Kaiser Family Foundation/LA Times Survey Of Adults With Employer-Sponsored Insurance

Section 4: Health insurance decision-making and trade-offs

The survey finds that at the same time premiums and deductibles have been rising for people with employer-sponsored coverage, cost has taken on greater importance in health insurance decision-making compared to previous years. For example, when asked to choose the most important feature in a health plan, one quarter cite a low monthly premium, 18 percent choose a low deductible, and 16 percent cite low co-pays, amounting to six in ten (59 percent) choosing a cost-related factor. About a quarter (26 percent) choose coverage-related factors including having a wide range of benefits (17 percent) or a wide choice of doctors and hospitals (10 percent). These shares are essentially reversed from a KFF survey conducted in 2003, when one-third of people with employer coverage chose cost-related factors as the most important feature in a health plan and six in ten chose a wide range of benefits or choice of providers.

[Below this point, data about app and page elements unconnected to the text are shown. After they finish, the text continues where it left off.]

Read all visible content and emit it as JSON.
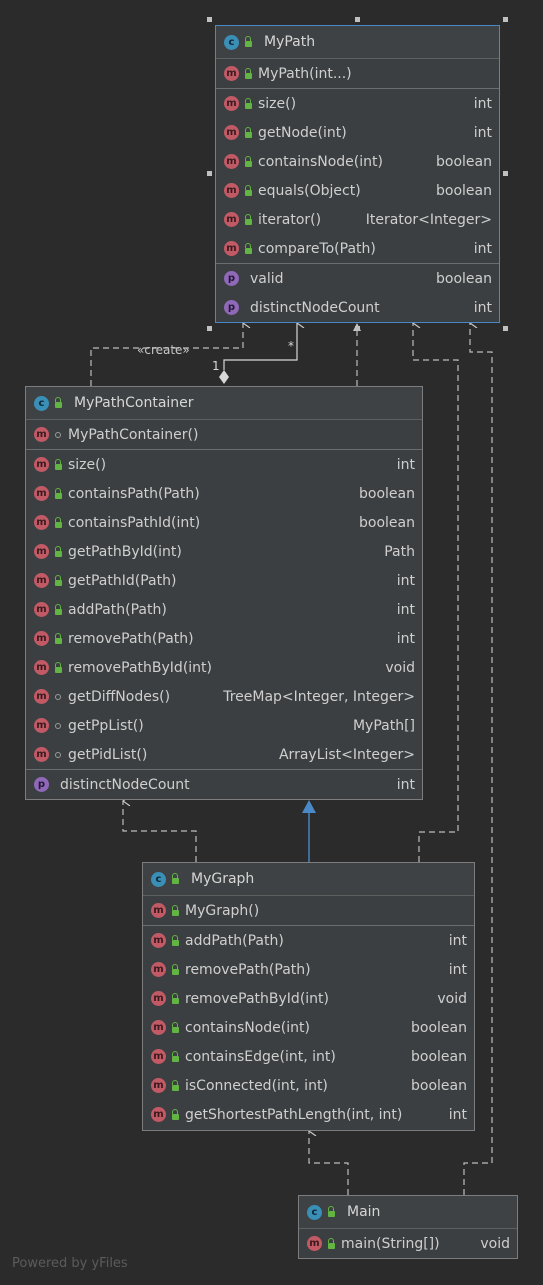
{
  "classes": {
    "mypath": {
      "name": "MyPath",
      "constructors": [
        {
          "name": "MyPath(int...)",
          "type": ""
        }
      ],
      "methods": [
        {
          "name": "size()",
          "type": "int"
        },
        {
          "name": "getNode(int)",
          "type": "int"
        },
        {
          "name": "containsNode(int)",
          "type": "boolean"
        },
        {
          "name": "equals(Object)",
          "type": "boolean"
        },
        {
          "name": "iterator()",
          "type": "Iterator<Integer>"
        },
        {
          "name": "compareTo(Path)",
          "type": "int"
        }
      ],
      "properties": [
        {
          "name": "valid",
          "type": "boolean"
        },
        {
          "name": "distinctNodeCount",
          "type": "int"
        }
      ]
    },
    "container": {
      "name": "MyPathContainer",
      "constructors": [
        {
          "name": "MyPathContainer()",
          "type": ""
        }
      ],
      "methods": [
        {
          "name": "size()",
          "type": "int"
        },
        {
          "name": "containsPath(Path)",
          "type": "boolean"
        },
        {
          "name": "containsPathId(int)",
          "type": "boolean"
        },
        {
          "name": "getPathById(int)",
          "type": "Path"
        },
        {
          "name": "getPathId(Path)",
          "type": "int"
        },
        {
          "name": "addPath(Path)",
          "type": "int"
        },
        {
          "name": "removePath(Path)",
          "type": "int"
        },
        {
          "name": "removePathById(int)",
          "type": "void"
        },
        {
          "name": "getDiffNodes()",
          "type": "TreeMap<Integer, Integer>"
        },
        {
          "name": "getPpList()",
          "type": "MyPath[]"
        },
        {
          "name": "getPidList()",
          "type": "ArrayList<Integer>"
        }
      ],
      "properties": [
        {
          "name": "distinctNodeCount",
          "type": "int"
        }
      ]
    },
    "graph": {
      "name": "MyGraph",
      "constructors": [
        {
          "name": "MyGraph()",
          "type": ""
        }
      ],
      "methods": [
        {
          "name": "addPath(Path)",
          "type": "int"
        },
        {
          "name": "removePath(Path)",
          "type": "int"
        },
        {
          "name": "removePathById(int)",
          "type": "void"
        },
        {
          "name": "containsNode(int)",
          "type": "boolean"
        },
        {
          "name": "containsEdge(int, int)",
          "type": "boolean"
        },
        {
          "name": "isConnected(int, int)",
          "type": "boolean"
        },
        {
          "name": "getShortestPathLength(int, int)",
          "type": "int"
        }
      ],
      "properties": []
    },
    "main": {
      "name": "Main",
      "constructors": [],
      "methods": [
        {
          "name": "main(String[])",
          "type": "void"
        }
      ],
      "properties": []
    }
  },
  "labels": {
    "create": "«create»",
    "multiplicity_many": "*",
    "multiplicity_one": "1"
  },
  "footer": "Powered by yFiles",
  "colors": {
    "background": "#2b2b2b",
    "class_fill": "#3c3f41",
    "selection": "#4a88c7",
    "class_badge": "#3a8fb7",
    "method_badge": "#c25a66",
    "property_badge": "#8f68b8",
    "public_lock": "#62b543"
  }
}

Figure 19: Cost Factors Rated More Important Now Than In 2003, Benefits And Provider Choice Less Important

Another trend point shows a similar pattern. Among those whose employer offered a choice of plans, the share who say they picked their plan based on the cost increased 15 percentage points, from 21 percent in 2003 to 36 percent in the current survey.

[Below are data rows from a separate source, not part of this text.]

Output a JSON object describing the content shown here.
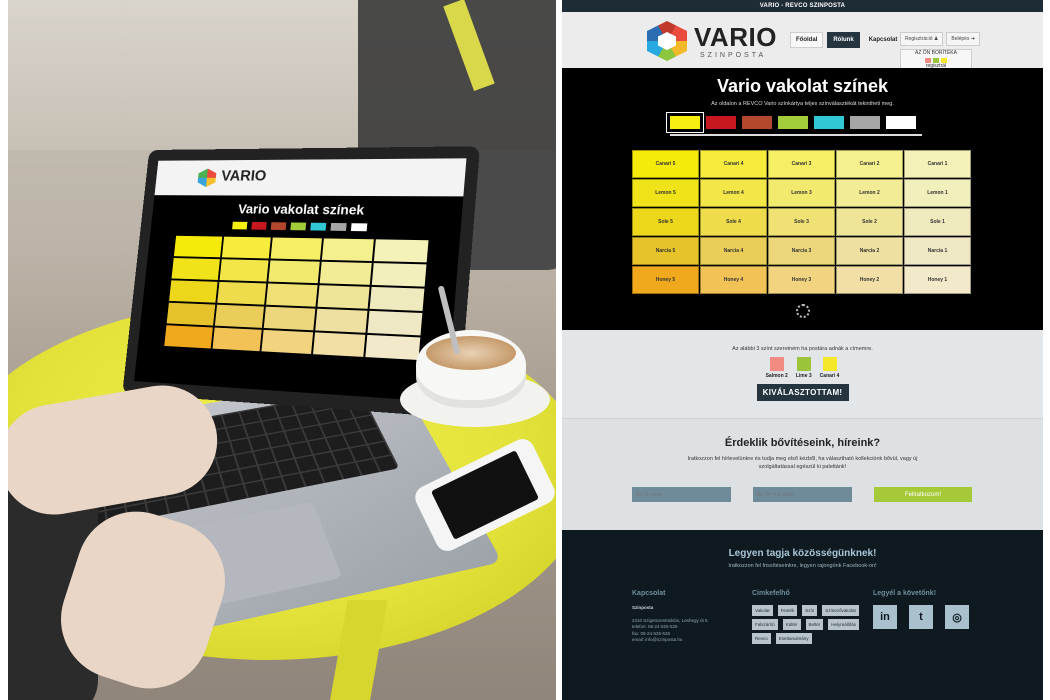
{
  "site": {
    "topbar": "VARIO - REVCO SZINPOSTA",
    "brand": "VARIO",
    "brand_sub": "SZINPOSTA",
    "nav": [
      "Főoldal",
      "Rólunk",
      "Kapcsolat"
    ],
    "auth": [
      "Regisztráció",
      "Belépés"
    ],
    "envelope_label": "AZ ÖN BORÍTÉKA",
    "envelope_sub": "regisztrál",
    "hero_title": "Vario vakolat színek",
    "hero_sub": "Az oldalon a REVCO Vario színkártya teljes színválasztékát tekintheti meg.",
    "swatches": [
      "#f5ee10",
      "#c8181f",
      "#b2472d",
      "#a3cc3a",
      "#31c7d4",
      "#a6a6a6",
      "#ffffff"
    ],
    "grid": [
      [
        {
          "label": "Canari 5",
          "color": "#f6ea0a"
        },
        {
          "label": "Canari 4",
          "color": "#f7ec3c"
        },
        {
          "label": "Canari 3",
          "color": "#f6ee64"
        },
        {
          "label": "Canari 2",
          "color": "#f5f08e"
        },
        {
          "label": "Canari 1",
          "color": "#f4f2b8"
        }
      ],
      [
        {
          "label": "Lemon 5",
          "color": "#f1e319"
        },
        {
          "label": "Lemon 4",
          "color": "#f2e648"
        },
        {
          "label": "Lemon 3",
          "color": "#f2e96f"
        },
        {
          "label": "Lemon 2",
          "color": "#f1ec95"
        },
        {
          "label": "Lemon 1",
          "color": "#f1efbc"
        }
      ],
      [
        {
          "label": "Sole 5",
          "color": "#ecd71a"
        },
        {
          "label": "Sole 4",
          "color": "#eedc4c"
        },
        {
          "label": "Sole 3",
          "color": "#efe173"
        },
        {
          "label": "Sole 2",
          "color": "#efe598"
        },
        {
          "label": "Sole 1",
          "color": "#efeabe"
        }
      ],
      [
        {
          "label": "Narcia 5",
          "color": "#e6c32b"
        },
        {
          "label": "Narcia 4",
          "color": "#e9cd58"
        },
        {
          "label": "Narcia 3",
          "color": "#ebd67c"
        },
        {
          "label": "Narcia 2",
          "color": "#ede0a0"
        },
        {
          "label": "Narcia 1",
          "color": "#efe8c4"
        }
      ],
      [
        {
          "label": "Honey 5",
          "color": "#f0a91c"
        },
        {
          "label": "Honey 4",
          "color": "#f2c257"
        },
        {
          "label": "Honey 3",
          "color": "#f2d37f"
        },
        {
          "label": "Honey 2",
          "color": "#f1dfa6"
        },
        {
          "label": "Honey 1",
          "color": "#f1e9c9"
        }
      ]
    ],
    "pick_text": "Az alábbi 3 színt szeretném ha postára adnák a címemre.",
    "picked": [
      {
        "label": "Salmon 2",
        "color": "#f28b82"
      },
      {
        "label": "Lime 3",
        "color": "#9bc43a"
      },
      {
        "label": "Canari 4",
        "color": "#f5e82a"
      }
    ],
    "pick_button": "KIVÁLASZTOTTAM!",
    "news_title": "Érdeklik bővítéseink, híreink?",
    "news_desc": "Iratkozzon fel hírlevelünkre és tudja meg első kézből, ha választható kollekciónk bővül, vagy új szolgáltatással egészül ki palettánk!",
    "name_placeholder": "Az Ön neve",
    "email_placeholder": "Az Ön mail címe",
    "subscribe": "Feliratkozom!",
    "footer_title": "Legyen tagja közösségünknek!",
    "footer_sub": "Iratkozzon fel frissítéseinkre, legyen rajongónk Facebook-on!",
    "contact_title": "Kapcsolat",
    "contact_company": "Szinposta",
    "contact_lines": [
      "2310 Szigetszentmiklós, Leshegy út 5.",
      "",
      "telefon: 06-24-525-525",
      "fax: 06-24-525-526",
      "email: info@szinposta.hu"
    ],
    "tags_title": "Cimkefelhő",
    "tags": [
      "Vakolat",
      "Festék",
      "Szín",
      "Színezővakolat",
      "Falszárító",
      "Kültér",
      "Beltér",
      "Helyreállítás",
      "Revco",
      "Esettanulmány"
    ],
    "social_title": "Legyél a követőnk!",
    "social": [
      {
        "name": "linkedin-icon",
        "glyph": "in"
      },
      {
        "name": "twitter-icon",
        "glyph": "t"
      },
      {
        "name": "instagram-icon",
        "glyph": "◎"
      }
    ]
  },
  "photo": {
    "laptop_brand": "VARIO",
    "laptop_title": "Vario vakolat színek"
  }
}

Figure 20: Compared To 2003, Cost Now Rated More Important, Choice Of Providers Less Important In Plan Choice

When asked about trade-offs between premiums and out-of-pocket costs, people with ESI are pretty evenly divided between saying they would prefer a plan with a relatively low monthly premium and higher out-of-pocket costs (52 percent) or one with a relatively high monthly premium and lower out-of-pocket costs (47 percent). However, those with higher household incomes lean towards lower premiums and higher out-of-pocket costs, while those with lower incomes lean in the opposite direction.

Figure 21: Preference Split Between Plans With Higher Or Lower Premium, Out-Of-Pocket Costs

Despite this increased emphasis on cost, there is no great enthusiasm among people with employer plans for several trade-offs that might lower insurance premiums. About three-quarters say they would not be willing to pay a significantly higher deductible in exchange for a lower premium (perhaps because deductibles have risen so much already), and six in ten say they would not be willing to pay more for brand name prescription drugs. However, about half say they would be willing to accept a more restricted list of providers in exchange for lower premiums, and a large majority (85 percent) say they’d be willing to participate in a wellness program.

Figure 22: Most Willing To Participate In Wellness Program To Lower Premium, One In Four Willing To Pay Higher Deductible

Section 3: The experiences of those with high deductibles and those with chronic conditions Section 5: Views and experiences related to Health Savings Accounts